### DIRECTIONS
Across the entries below, how many lines have the string "reasearch" in them? Reply with only the number.

### EXERCISE MATERIALS
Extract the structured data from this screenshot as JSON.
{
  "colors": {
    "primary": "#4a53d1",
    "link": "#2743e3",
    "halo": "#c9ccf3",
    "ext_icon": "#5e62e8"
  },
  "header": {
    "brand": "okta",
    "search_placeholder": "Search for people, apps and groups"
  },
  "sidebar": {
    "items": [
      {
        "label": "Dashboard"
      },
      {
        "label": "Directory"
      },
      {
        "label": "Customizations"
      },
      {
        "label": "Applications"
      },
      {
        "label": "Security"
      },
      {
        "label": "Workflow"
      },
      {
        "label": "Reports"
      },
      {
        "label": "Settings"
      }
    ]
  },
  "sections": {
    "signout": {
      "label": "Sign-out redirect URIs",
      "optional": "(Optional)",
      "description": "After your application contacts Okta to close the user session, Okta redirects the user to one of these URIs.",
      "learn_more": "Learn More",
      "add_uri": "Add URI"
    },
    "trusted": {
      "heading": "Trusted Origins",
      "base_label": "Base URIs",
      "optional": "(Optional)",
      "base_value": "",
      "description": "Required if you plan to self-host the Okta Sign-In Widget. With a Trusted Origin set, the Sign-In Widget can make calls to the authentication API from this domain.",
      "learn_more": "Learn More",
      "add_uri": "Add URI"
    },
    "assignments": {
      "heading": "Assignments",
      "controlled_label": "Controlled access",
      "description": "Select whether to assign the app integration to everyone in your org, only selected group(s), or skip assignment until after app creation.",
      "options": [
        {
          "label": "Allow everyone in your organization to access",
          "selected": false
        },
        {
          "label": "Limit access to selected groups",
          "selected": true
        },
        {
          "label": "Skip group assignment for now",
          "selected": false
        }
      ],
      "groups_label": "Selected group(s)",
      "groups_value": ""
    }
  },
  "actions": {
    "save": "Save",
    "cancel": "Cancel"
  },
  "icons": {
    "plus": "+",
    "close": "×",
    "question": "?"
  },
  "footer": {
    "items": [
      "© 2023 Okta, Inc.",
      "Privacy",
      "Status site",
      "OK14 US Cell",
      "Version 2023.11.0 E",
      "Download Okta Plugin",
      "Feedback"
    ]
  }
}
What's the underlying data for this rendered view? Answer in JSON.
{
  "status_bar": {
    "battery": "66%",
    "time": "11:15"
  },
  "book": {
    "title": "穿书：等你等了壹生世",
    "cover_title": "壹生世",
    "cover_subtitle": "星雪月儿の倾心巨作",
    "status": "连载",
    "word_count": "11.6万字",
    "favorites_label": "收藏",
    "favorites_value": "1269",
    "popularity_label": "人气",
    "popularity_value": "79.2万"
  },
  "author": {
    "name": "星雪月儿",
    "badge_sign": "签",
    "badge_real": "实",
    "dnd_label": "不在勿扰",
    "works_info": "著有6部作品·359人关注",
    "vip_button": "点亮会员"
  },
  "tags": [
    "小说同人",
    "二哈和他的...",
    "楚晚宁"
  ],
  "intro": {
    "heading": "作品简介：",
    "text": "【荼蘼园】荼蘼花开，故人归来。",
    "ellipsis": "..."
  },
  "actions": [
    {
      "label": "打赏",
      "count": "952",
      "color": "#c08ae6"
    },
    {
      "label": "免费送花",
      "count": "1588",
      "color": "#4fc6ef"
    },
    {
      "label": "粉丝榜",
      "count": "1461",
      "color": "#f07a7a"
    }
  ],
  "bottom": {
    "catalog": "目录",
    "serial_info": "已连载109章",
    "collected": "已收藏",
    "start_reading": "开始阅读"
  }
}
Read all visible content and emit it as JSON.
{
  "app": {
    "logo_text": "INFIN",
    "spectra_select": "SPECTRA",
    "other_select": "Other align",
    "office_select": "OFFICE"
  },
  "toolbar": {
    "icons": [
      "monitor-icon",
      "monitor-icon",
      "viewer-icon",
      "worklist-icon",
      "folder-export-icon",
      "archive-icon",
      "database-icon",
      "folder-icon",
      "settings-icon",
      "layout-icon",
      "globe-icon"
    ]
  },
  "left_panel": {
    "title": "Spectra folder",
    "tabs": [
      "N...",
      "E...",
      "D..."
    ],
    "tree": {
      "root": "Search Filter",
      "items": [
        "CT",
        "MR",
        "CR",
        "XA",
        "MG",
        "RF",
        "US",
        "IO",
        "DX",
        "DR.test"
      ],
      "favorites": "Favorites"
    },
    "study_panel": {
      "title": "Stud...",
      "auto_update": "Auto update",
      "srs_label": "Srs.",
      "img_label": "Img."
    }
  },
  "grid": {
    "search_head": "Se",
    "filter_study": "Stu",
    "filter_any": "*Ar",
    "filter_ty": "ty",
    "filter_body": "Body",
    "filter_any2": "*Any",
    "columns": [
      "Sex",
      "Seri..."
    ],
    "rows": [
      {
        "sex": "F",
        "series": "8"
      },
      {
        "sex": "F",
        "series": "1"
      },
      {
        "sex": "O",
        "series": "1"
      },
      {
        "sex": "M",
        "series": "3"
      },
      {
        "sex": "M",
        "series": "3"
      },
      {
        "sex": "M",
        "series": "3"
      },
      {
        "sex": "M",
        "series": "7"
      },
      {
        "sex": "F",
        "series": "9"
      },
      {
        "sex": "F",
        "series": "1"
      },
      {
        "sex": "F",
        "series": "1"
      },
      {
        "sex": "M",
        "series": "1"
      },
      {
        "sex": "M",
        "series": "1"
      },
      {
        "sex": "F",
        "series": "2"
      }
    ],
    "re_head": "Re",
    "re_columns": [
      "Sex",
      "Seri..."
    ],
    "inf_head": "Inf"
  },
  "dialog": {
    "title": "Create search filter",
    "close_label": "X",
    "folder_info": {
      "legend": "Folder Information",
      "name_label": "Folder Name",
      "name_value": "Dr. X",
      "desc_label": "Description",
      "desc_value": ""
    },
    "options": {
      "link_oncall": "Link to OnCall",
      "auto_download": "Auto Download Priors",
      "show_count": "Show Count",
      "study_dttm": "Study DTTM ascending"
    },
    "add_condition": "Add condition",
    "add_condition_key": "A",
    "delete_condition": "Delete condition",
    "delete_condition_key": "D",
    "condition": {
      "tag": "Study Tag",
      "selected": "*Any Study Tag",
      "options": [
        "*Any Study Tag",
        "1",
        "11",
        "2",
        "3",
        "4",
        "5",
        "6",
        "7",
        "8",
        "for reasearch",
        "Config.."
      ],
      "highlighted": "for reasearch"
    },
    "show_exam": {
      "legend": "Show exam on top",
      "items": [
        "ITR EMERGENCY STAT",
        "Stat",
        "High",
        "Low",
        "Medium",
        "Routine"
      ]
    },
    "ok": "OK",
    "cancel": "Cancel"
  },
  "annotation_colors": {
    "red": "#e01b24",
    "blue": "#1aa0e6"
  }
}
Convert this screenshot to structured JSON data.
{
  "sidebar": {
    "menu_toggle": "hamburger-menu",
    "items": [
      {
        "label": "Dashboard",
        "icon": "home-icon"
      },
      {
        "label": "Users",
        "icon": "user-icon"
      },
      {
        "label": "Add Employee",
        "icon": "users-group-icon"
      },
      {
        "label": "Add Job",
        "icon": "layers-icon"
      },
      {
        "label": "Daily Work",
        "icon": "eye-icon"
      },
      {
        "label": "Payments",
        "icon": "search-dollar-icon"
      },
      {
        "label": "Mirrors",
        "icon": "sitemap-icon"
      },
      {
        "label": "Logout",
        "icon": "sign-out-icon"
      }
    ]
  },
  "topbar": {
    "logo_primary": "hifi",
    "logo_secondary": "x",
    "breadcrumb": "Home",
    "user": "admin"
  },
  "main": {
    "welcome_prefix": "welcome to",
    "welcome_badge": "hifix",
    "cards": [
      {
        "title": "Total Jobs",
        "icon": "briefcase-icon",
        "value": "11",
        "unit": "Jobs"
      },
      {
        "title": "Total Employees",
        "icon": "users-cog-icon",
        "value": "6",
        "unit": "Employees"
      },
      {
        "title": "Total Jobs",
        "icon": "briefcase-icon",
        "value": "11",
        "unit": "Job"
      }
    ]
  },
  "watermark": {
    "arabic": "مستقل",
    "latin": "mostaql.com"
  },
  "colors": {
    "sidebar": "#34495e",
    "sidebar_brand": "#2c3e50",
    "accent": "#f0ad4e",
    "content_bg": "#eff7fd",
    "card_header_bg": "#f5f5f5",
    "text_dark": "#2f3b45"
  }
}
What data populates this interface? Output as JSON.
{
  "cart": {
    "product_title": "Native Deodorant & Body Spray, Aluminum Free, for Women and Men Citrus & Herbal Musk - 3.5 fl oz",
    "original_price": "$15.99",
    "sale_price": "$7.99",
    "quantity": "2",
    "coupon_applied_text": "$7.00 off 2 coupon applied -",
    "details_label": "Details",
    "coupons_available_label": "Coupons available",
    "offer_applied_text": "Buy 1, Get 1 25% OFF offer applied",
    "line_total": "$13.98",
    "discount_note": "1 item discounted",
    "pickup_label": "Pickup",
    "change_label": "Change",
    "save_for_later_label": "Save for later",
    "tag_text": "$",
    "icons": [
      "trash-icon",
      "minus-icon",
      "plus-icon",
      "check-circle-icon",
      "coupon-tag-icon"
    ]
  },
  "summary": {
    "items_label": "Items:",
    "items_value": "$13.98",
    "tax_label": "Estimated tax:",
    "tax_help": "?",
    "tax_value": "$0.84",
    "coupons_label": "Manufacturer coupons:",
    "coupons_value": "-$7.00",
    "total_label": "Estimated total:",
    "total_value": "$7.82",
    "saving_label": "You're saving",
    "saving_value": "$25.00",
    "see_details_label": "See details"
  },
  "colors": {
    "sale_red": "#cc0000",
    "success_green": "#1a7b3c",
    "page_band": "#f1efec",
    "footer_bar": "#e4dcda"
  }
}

### OUTPUT
2